• [Problem details]: Take each line from the material below that includes the string "image" and copy it.

• [Data for this task]:
########################################

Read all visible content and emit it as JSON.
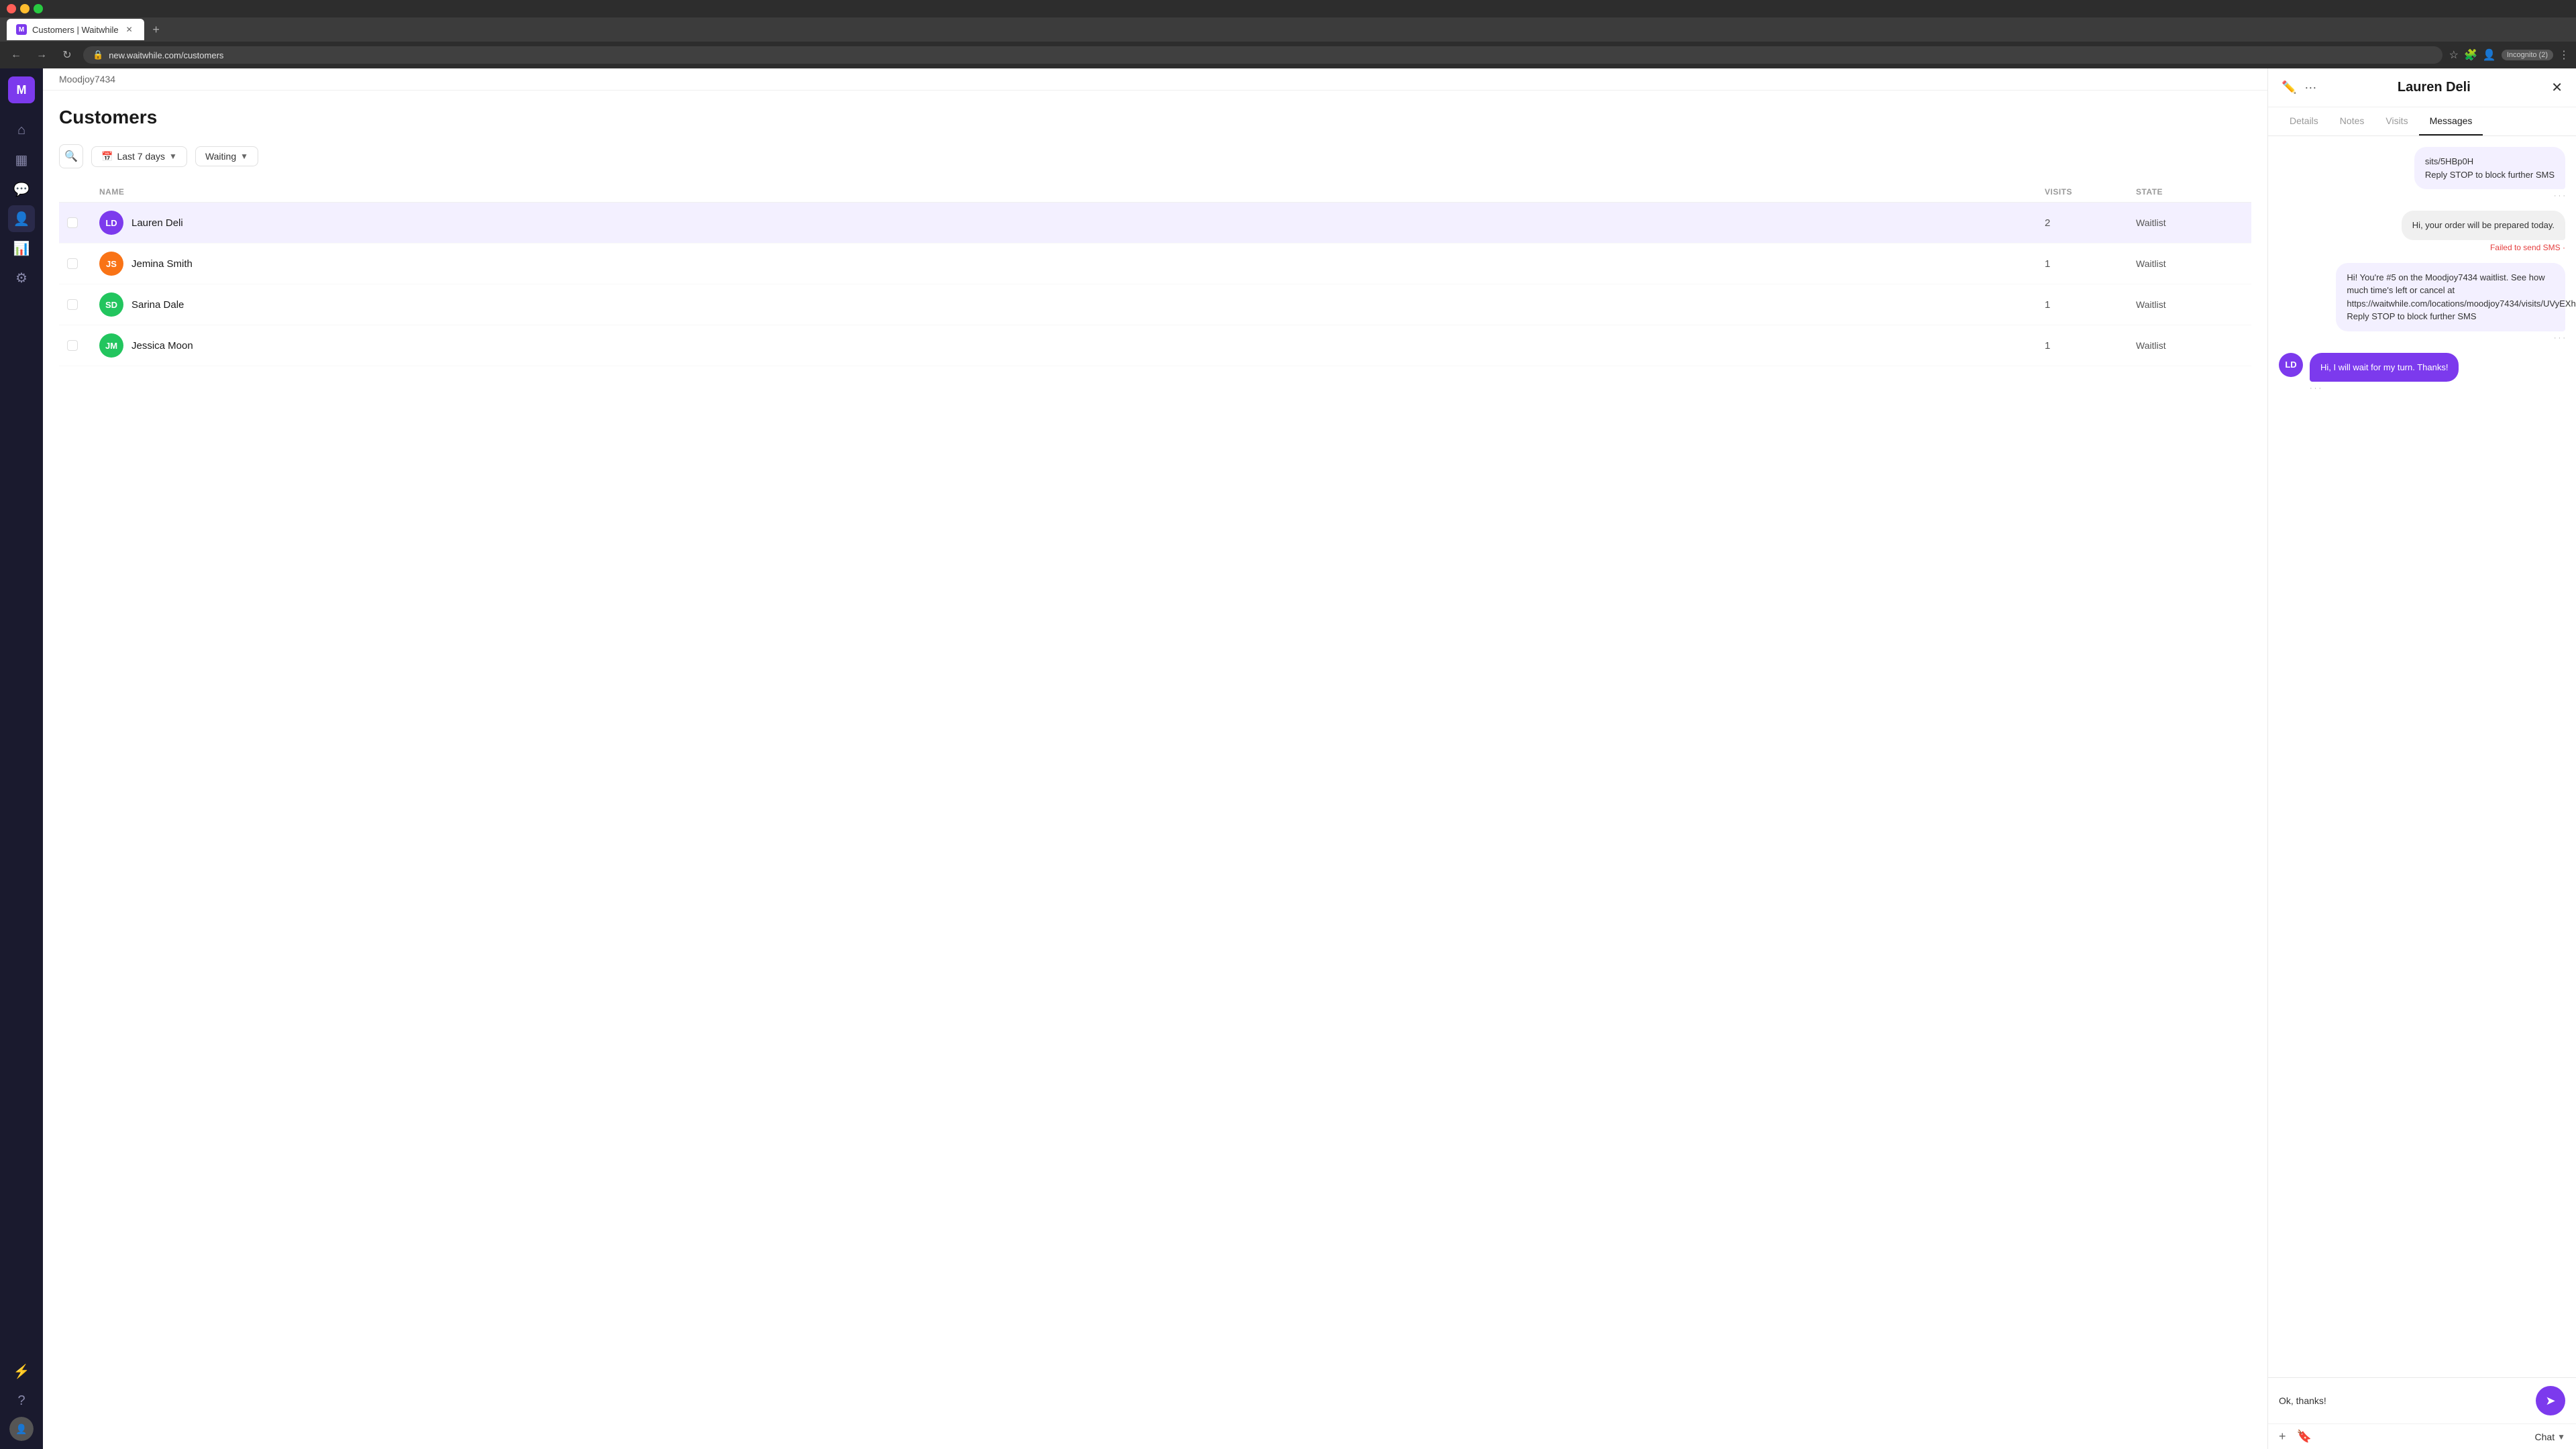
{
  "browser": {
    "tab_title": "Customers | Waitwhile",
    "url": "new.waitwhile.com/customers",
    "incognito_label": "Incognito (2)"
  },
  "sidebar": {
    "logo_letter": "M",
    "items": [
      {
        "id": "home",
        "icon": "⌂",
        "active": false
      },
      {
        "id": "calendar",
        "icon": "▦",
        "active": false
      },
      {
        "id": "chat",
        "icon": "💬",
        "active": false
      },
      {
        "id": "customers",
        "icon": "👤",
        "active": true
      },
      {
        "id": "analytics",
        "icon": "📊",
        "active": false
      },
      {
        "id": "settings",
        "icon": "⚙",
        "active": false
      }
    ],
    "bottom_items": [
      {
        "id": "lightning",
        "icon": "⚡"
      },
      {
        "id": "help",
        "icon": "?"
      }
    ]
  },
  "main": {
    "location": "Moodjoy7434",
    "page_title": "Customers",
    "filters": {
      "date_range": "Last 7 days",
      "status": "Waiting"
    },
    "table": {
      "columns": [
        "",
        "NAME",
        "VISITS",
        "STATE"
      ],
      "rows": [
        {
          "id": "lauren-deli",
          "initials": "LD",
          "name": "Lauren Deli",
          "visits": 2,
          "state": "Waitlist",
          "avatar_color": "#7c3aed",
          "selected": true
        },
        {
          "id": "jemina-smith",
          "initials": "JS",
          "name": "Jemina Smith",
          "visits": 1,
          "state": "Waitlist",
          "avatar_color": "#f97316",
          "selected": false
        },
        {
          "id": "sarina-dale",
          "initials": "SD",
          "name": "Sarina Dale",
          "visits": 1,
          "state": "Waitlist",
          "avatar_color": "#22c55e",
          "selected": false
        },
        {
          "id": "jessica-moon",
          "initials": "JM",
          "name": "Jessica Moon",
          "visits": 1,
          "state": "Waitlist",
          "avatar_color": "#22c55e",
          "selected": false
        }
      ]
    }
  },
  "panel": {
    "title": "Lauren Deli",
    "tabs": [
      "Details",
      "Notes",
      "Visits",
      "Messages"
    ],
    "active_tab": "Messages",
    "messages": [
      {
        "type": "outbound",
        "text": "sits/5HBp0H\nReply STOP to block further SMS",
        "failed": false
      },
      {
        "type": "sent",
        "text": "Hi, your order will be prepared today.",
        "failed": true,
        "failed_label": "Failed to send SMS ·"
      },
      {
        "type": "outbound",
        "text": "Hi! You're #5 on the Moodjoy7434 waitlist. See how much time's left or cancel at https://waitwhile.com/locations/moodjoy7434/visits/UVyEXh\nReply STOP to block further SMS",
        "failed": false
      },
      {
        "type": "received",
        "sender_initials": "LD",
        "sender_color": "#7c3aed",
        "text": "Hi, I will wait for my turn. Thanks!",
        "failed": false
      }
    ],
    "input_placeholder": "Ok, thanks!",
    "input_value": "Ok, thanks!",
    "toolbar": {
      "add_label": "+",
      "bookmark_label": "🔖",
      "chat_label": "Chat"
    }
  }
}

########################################

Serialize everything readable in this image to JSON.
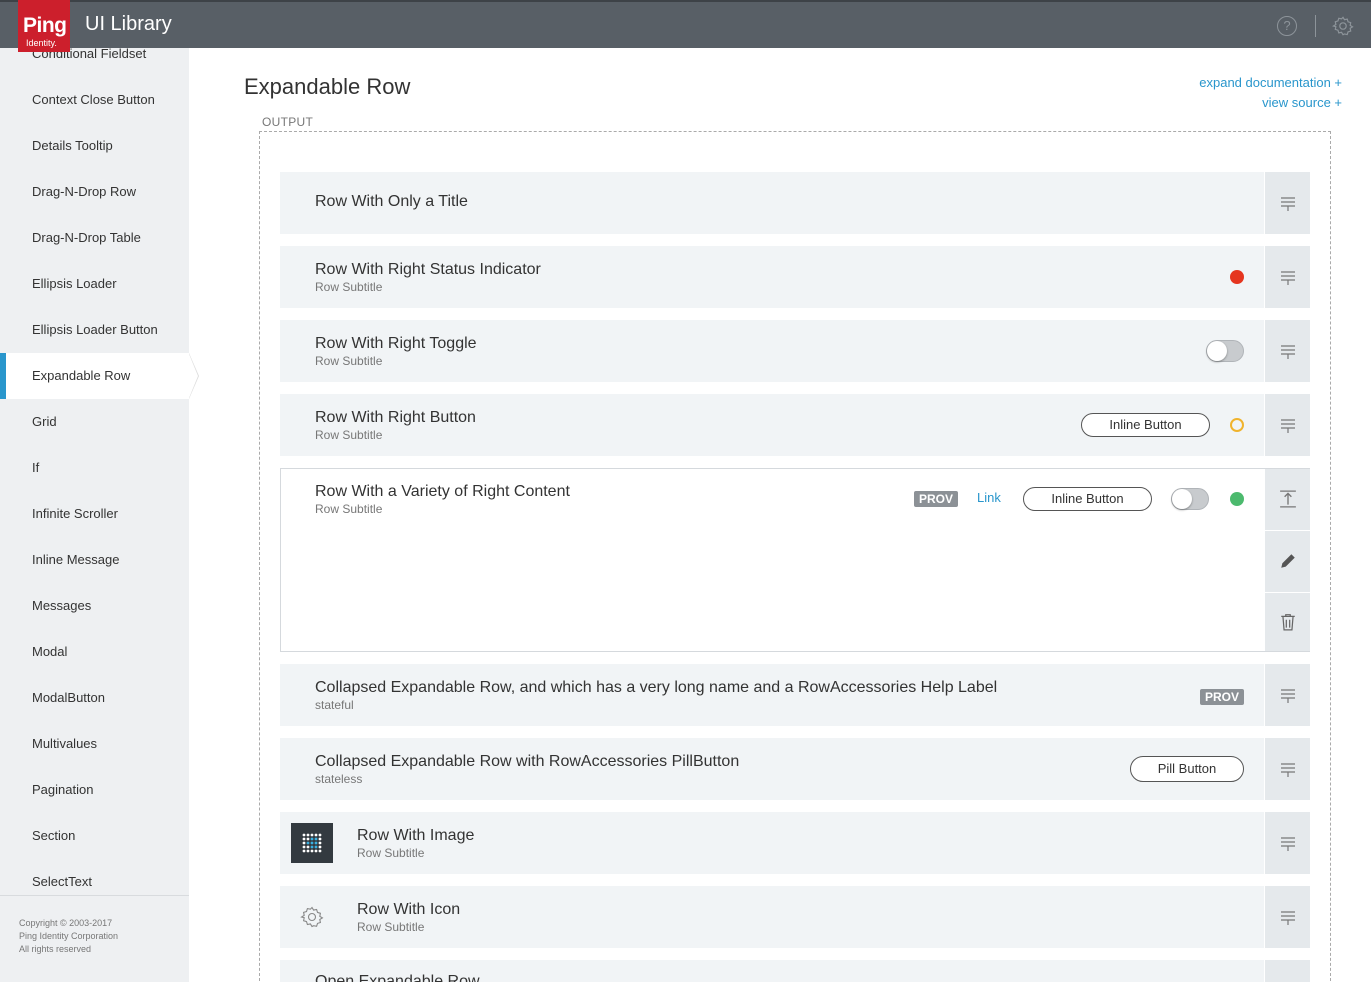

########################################

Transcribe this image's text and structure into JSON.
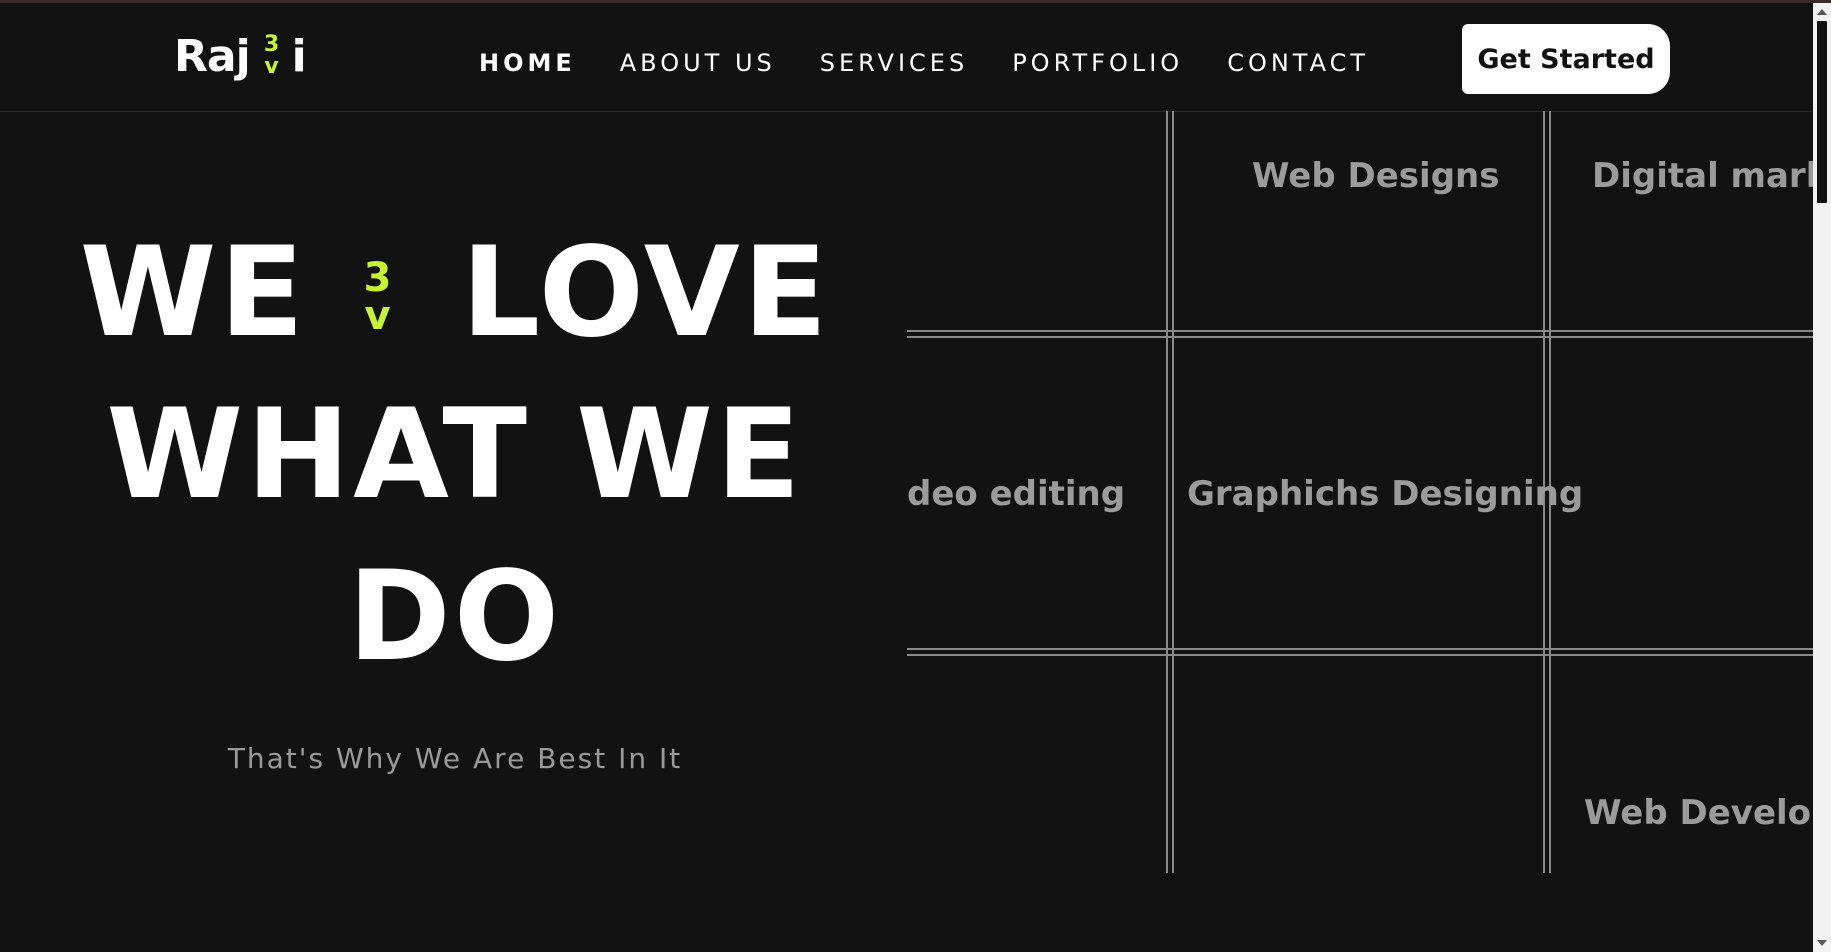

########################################

• [Written answer]:
Serialize everything readable in this image to JSON.
Transcribe this image's text and structure into JSON.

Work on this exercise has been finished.